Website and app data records
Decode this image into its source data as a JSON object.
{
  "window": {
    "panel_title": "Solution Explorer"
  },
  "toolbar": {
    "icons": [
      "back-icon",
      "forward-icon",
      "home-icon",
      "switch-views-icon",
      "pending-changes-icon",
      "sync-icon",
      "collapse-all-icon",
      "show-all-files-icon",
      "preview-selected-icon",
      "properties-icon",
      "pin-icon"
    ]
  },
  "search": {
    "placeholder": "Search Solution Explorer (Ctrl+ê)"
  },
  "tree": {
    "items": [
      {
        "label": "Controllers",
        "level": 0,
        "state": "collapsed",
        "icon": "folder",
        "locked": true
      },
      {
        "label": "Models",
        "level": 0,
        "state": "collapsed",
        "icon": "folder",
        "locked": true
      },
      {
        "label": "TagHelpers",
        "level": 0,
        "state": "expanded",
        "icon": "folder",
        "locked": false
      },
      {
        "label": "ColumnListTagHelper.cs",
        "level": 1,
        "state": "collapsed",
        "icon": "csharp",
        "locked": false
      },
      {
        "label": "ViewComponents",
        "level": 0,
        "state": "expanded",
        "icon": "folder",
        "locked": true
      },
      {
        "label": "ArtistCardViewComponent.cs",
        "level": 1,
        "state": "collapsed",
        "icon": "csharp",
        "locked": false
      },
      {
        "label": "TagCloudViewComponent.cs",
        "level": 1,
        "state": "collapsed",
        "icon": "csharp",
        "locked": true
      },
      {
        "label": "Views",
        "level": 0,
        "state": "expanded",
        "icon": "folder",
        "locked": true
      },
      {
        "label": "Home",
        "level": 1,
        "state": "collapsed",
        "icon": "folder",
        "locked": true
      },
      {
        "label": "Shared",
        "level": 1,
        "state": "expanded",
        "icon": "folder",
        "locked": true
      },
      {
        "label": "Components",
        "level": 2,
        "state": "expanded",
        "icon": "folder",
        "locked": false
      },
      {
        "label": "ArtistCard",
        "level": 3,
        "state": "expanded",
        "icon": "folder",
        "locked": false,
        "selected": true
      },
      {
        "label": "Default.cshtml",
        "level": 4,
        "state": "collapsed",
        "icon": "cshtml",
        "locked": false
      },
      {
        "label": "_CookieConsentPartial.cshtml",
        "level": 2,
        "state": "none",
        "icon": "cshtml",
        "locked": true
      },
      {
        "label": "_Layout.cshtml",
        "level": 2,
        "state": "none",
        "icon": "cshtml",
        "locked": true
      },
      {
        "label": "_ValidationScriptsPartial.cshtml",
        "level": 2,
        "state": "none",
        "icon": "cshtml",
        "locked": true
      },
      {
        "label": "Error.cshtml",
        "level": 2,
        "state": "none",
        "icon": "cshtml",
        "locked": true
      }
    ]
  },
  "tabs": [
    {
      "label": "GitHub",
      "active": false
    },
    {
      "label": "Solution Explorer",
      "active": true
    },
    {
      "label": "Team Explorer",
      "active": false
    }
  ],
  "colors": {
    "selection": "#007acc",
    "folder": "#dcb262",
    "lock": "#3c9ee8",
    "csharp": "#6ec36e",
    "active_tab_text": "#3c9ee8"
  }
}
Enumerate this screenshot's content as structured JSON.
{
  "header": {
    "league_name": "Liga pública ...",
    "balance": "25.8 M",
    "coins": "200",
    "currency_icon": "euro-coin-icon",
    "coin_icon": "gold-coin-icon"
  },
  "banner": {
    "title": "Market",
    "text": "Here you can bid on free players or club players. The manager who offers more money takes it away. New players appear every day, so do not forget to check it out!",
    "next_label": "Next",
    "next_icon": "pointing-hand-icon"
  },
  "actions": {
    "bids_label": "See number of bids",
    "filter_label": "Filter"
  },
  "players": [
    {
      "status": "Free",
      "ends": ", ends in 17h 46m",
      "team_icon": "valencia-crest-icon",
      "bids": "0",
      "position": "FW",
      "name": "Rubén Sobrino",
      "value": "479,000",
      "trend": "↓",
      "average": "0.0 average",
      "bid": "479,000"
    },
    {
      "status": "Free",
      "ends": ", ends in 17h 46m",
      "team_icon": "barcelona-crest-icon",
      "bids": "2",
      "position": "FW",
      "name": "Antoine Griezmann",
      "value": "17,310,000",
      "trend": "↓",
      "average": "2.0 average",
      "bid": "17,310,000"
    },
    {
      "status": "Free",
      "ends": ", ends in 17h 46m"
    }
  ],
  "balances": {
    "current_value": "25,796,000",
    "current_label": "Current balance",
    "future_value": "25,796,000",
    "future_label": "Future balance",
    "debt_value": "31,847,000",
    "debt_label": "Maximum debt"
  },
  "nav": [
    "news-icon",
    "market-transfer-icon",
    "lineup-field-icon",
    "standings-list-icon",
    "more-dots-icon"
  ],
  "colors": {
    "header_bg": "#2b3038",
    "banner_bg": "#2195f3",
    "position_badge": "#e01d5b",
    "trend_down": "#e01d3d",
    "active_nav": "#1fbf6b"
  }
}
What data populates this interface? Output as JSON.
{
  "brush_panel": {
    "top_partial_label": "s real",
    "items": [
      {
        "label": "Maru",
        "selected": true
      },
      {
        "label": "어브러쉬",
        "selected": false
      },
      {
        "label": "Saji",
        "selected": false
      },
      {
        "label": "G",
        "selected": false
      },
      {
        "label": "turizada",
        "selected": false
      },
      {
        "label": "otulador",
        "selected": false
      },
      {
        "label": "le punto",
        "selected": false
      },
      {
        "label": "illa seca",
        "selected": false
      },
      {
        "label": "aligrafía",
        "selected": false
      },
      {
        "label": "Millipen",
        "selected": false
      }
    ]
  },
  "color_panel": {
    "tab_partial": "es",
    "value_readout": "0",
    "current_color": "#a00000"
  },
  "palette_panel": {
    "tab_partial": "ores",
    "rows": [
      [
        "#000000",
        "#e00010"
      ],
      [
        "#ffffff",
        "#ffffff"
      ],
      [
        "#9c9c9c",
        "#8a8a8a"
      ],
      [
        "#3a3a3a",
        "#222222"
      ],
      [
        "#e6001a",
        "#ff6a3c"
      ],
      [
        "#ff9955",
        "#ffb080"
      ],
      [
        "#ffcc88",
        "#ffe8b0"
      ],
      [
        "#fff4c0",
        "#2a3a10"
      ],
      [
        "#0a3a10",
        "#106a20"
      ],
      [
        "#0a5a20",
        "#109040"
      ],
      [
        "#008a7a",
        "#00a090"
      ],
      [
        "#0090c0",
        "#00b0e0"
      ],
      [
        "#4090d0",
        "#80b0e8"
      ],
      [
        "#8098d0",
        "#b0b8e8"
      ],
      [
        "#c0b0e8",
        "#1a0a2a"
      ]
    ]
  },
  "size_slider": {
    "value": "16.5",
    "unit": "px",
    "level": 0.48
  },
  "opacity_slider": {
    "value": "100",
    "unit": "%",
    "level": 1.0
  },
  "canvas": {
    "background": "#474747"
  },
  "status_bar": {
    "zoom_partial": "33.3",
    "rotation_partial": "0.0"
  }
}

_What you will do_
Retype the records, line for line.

_Result for this task_
Decode this image into its source data as a JSON object.
{
  "window": {
    "panel_title": "Solution Explorer"
  },
  "toolbar": {
    "icons": [
      "back-icon",
      "forward-icon",
      "home-icon",
      "switch-views-icon",
      "pending-changes-icon",
      "sync-icon",
      "collapse-all-icon",
      "show-all-files-icon",
      "preview-selected-icon",
      "properties-icon",
      "pin-icon"
    ]
  },
  "search": {
    "placeholder": "Search Solution Explorer (Ctrl+ê)"
  },
  "tree": {
    "items": [
      {
        "label": "Controllers",
        "level": 0,
        "state": "collapsed",
        "icon": "folder",
        "locked": true
      },
      {
        "label": "Models",
        "level": 0,
        "state": "collapsed",
        "icon": "folder",
        "locked": true
      },
      {
        "label": "TagHelpers",
        "level": 0,
        "state": "expanded",
        "icon": "folder",
        "locked": false
      },
      {
        "label": "ColumnListTagHelper.cs",
        "level": 1,
        "state": "collapsed",
        "icon": "csharp",
        "locked": false
      },
      {
        "label": "ViewComponents",
        "level": 0,
        "state": "expanded",
        "icon": "folder",
        "locked": true
      },
      {
        "label": "ArtistCardViewComponent.cs",
        "level": 1,
        "state": "collapsed",
        "icon": "csharp",
        "locked": false
      },
      {
        "label": "TagCloudViewComponent.cs",
        "level": 1,
        "state": "collapsed",
        "icon": "csharp",
        "locked": true
      },
      {
        "label": "Views",
        "level": 0,
        "state": "expanded",
        "icon": "folder",
        "locked": true
      },
      {
        "label": "Home",
        "level": 1,
        "state": "collapsed",
        "icon": "folder",
        "locked": true
      },
      {
        "label": "Shared",
        "level": 1,
        "state": "expanded",
        "icon": "folder",
        "locked": true
      },
      {
        "label": "Components",
        "level": 2,
        "state": "expanded",
        "icon": "folder",
        "locked": false
      },
      {
        "label": "ArtistCard",
        "level": 3,
        "state": "expanded",
        "icon": "folder",
        "locked": false,
        "selected": true
      },
      {
        "label": "Default.cshtml",
        "level": 4,
        "state": "collapsed",
        "icon": "cshtml",
        "locked": false
      },
      {
        "label": "_CookieConsentPartial.cshtml",
        "level": 2,
        "state": "none",
        "icon": "cshtml",
        "locked": true
      },
      {
        "label": "_Layout.cshtml",
        "level": 2,
        "state": "none",
        "icon": "cshtml",
        "locked": true
      },
      {
        "label": "_ValidationScriptsPartial.cshtml",
        "level": 2,
        "state": "none",
        "icon": "cshtml",
        "locked": true
      },
      {
        "label": "Error.cshtml",
        "level": 2,
        "state": "none",
        "icon": "cshtml",
        "locked": true
      }
    ]
  },
  "tabs": [
    {
      "label": "GitHub",
      "active": false
    },
    {
      "label": "Solution Explorer",
      "active": true
    },
    {
      "label": "Team Explorer",
      "active": false
    }
  ],
  "colors": {
    "selection": "#007acc",
    "folder": "#dcb262",
    "lock": "#3c9ee8",
    "csharp": "#6ec36e",
    "active_tab_text": "#3c9ee8"
  }
}
Enumerate this screenshot's content as structured JSON.
{
  "header": {
    "league_name": "Liga pública ...",
    "balance": "25.8 M",
    "coins": "200",
    "currency_icon": "euro-coin-icon",
    "coin_icon": "gold-coin-icon"
  },
  "banner": {
    "title": "Market",
    "text": "Here you can bid on free players or club players. The manager who offers more money takes it away. New players appear every day, so do not forget to check it out!",
    "next_label": "Next",
    "next_icon": "pointing-hand-icon"
  },
  "actions": {
    "bids_label": "See number of bids",
    "filter_label": "Filter"
  },
  "players": [
    {
      "status": "Free",
      "ends": ", ends in 17h 46m",
      "team_icon": "valencia-crest-icon",
      "bids": "0",
      "position": "FW",
      "name": "Rubén Sobrino",
      "value": "479,000",
      "trend": "↓",
      "average": "0.0 average",
      "bid": "479,000"
    },
    {
      "status": "Free",
      "ends": ", ends in 17h 46m",
      "team_icon": "barcelona-crest-icon",
      "bids": "2",
      "position": "FW",
      "name": "Antoine Griezmann",
      "value": "17,310,000",
      "trend": "↓",
      "average": "2.0 average",
      "bid": "17,310,000"
    },
    {
      "status": "Free",
      "ends": ", ends in 17h 46m"
    }
  ],
  "balances": {
    "current_value": "25,796,000",
    "current_label": "Current balance",
    "future_value": "25,796,000",
    "future_label": "Future balance",
    "debt_value": "31,847,000",
    "debt_label": "Maximum debt"
  },
  "nav": [
    "news-icon",
    "market-transfer-icon",
    "lineup-field-icon",
    "standings-list-icon",
    "more-dots-icon"
  ],
  "colors": {
    "header_bg": "#2b3038",
    "banner_bg": "#2195f3",
    "position_badge": "#e01d5b",
    "trend_down": "#e01d3d",
    "active_nav": "#1fbf6b"
  }
}
What data populates this interface? Output as JSON.
{
  "brush_panel": {
    "top_partial_label": "s real",
    "items": [
      {
        "label": "Maru",
        "selected": true
      },
      {
        "label": "어브러쉬",
        "selected": false
      },
      {
        "label": "Saji",
        "selected": false
      },
      {
        "label": "G",
        "selected": false
      },
      {
        "label": "turizada",
        "selected": false
      },
      {
        "label": "otulador",
        "selected": false
      },
      {
        "label": "le punto",
        "selected": false
      },
      {
        "label": "illa seca",
        "selected": false
      },
      {
        "label": "aligrafía",
        "selected": false
      },
      {
        "label": "Millipen",
        "selected": false
      }
    ]
  },
  "color_panel": {
    "tab_partial": "es",
    "value_readout": "0",
    "current_color": "#a00000"
  },
  "palette_panel": {
    "tab_partial": "ores",
    "rows": [
      [
        "#000000",
        "#e00010"
      ],
      [
        "#ffffff",
        "#ffffff"
      ],
      [
        "#9c9c9c",
        "#8a8a8a"
      ],
      [
        "#3a3a3a",
        "#222222"
      ],
      [
        "#e6001a",
        "#ff6a3c"
      ],
      [
        "#ff9955",
        "#ffb080"
      ],
      [
        "#ffcc88",
        "#ffe8b0"
      ],
      [
        "#fff4c0",
        "#2a3a10"
      ],
      [
        "#0a3a10",
        "#106a20"
      ],
      [
        "#0a5a20",
        "#109040"
      ],
      [
        "#008a7a",
        "#00a090"
      ],
      [
        "#0090c0",
        "#00b0e0"
      ],
      [
        "#4090d0",
        "#80b0e8"
      ],
      [
        "#8098d0",
        "#b0b8e8"
      ],
      [
        "#c0b0e8",
        "#1a0a2a"
      ]
    ]
  },
  "size_slider": {
    "value": "16.5",
    "unit": "px",
    "level": 0.48
  },
  "opacity_slider": {
    "value": "100",
    "unit": "%",
    "level": 1.0
  },
  "canvas": {
    "background": "#474747"
  },
  "status_bar": {
    "zoom_partial": "33.3",
    "rotation_partial": "0.0"
  }
}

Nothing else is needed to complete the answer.